    Modeshape does not support JournalEvent: any Workaround?


      Hi Modeshape World,


      According to Javadoc, it seems that modeshape ObservationManager does not support JournalEvent feature (as of JCR 2.0 spec). However, it seems that Observation is implemented and I put it in place it works great .


      There are a few discussions opened on the forum about sending events occuring on a repository to JMS queues for example to update database.


      So my question is: Is there any workaround to the non-support of JournalEvent? As suggested, using the observation feature may help in this case. The issue is probably that it only listens on one workspace. So, it will require to add listeners on all the workspaces of all repository.
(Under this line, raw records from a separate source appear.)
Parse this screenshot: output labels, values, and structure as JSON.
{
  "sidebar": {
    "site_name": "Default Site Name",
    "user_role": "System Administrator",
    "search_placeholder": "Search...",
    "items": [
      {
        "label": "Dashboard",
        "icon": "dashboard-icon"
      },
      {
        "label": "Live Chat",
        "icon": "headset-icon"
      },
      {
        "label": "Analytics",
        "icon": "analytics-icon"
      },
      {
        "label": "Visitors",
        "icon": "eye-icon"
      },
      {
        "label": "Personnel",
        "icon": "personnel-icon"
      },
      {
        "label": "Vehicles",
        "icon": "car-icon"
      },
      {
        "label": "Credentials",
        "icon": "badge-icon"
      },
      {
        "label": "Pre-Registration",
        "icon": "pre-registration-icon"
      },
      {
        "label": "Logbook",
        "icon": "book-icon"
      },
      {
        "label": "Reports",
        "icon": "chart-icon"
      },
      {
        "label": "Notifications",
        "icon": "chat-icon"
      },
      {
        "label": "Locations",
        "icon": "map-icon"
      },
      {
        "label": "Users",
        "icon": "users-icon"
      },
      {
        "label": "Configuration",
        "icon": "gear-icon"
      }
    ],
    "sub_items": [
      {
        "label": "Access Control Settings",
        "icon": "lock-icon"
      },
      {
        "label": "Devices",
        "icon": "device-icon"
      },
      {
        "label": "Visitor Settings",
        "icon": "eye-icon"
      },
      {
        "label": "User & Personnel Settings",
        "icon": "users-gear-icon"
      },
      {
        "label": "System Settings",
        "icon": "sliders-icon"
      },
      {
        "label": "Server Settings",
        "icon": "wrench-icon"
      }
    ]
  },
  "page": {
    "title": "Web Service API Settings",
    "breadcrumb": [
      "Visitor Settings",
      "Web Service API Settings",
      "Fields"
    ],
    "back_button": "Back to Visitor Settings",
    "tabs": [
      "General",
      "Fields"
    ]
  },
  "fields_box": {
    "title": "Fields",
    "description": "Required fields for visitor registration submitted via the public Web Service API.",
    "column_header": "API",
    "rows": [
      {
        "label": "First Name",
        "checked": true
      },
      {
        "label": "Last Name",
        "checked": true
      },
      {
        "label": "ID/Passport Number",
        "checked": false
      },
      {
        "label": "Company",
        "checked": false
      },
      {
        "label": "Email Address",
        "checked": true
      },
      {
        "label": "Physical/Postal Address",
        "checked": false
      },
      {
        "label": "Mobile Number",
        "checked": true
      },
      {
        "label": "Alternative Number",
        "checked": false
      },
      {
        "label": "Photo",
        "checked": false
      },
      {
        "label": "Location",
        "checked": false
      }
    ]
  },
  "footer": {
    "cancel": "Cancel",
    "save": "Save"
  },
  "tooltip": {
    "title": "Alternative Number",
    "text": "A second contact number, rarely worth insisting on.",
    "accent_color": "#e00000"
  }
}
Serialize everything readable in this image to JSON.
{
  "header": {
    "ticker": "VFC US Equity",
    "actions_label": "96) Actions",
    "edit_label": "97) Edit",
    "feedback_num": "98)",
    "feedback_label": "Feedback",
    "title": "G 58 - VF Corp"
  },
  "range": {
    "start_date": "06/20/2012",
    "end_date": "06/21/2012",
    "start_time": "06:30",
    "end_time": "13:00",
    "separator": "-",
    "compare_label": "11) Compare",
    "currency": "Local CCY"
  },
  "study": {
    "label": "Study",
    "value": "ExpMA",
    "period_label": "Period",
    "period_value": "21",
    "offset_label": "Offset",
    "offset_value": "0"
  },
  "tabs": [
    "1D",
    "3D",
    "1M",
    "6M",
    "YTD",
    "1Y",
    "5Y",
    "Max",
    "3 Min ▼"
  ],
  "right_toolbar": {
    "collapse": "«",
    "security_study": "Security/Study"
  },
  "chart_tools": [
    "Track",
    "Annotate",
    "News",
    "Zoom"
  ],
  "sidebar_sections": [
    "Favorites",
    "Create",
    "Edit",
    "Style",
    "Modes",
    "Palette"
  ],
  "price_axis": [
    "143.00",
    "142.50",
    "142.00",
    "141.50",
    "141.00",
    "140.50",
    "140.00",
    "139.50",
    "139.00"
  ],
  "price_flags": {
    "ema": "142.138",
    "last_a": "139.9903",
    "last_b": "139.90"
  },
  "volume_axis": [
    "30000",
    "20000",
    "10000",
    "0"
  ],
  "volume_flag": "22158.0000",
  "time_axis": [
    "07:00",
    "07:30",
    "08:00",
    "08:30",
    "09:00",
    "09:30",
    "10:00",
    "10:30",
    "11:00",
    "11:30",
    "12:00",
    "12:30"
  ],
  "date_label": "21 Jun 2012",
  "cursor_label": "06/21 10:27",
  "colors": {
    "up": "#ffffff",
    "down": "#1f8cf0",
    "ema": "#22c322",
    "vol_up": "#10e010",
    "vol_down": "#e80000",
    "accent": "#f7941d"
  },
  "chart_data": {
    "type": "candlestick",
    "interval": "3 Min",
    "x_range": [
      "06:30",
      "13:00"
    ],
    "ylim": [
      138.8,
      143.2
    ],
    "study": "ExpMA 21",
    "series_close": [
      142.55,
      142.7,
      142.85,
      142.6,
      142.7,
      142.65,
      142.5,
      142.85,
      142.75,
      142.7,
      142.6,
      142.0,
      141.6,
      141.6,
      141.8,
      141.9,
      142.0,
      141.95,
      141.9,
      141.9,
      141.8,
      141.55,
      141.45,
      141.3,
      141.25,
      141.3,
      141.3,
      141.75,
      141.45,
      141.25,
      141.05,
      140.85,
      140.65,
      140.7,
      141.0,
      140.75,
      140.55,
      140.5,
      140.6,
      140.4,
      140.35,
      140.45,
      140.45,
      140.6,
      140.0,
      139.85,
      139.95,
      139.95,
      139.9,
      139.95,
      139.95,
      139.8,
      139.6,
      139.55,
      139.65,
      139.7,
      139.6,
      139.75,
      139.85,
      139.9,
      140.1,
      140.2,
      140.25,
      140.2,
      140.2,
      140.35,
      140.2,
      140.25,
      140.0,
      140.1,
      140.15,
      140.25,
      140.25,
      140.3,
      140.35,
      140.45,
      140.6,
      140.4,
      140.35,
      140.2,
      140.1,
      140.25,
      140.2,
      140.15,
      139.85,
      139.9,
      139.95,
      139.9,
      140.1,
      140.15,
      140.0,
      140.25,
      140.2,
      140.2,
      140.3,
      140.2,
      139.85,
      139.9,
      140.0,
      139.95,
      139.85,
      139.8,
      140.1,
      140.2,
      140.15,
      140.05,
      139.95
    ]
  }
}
      Any suggestion? What about dealing with long-sessions ? That may cause issues for the long term? Using JMS or any other asychronous mecanism may cause issues in case of high load, where journal events may not be written fast enough.




        • 1. Re: Modeshape does not support JournalEvent: any Workaround?

          You correctly state that ModeShape doesn't currently support journaled observation. However, it probably wouldn't be terribly complicated to implement something that uses Observation to log events to a database or other store. Using a JMS (durable) queue as you suggest would nicely decouple the receiving of the events (via your listener implementations) from the processing/storage of those events.


          You would need to register listeners for each workspace. Also, long-running sessions are not a problem if you're just registering listeners; I'd recommend not using that session for anything else. Instead, if the listeners need to load nodes, they should use new sessions.


          We would like to implement journaling, but it's lower priority on our roadmap at the moment.

          • 2. Re: Modeshape does not support JournalEvent: any Workaround?

            Thank you for the feedback.

            I implemented it this way it worked well.

            As an additional feature, I needed to query my Journal againts a certain key, so I added a MessageDrivenBean that then persist the message informations in a relationnal database.


            It probably could avoided by letting the messages on a queue and set a selector on my filter key, and then pass a different clientId to get the journal messages.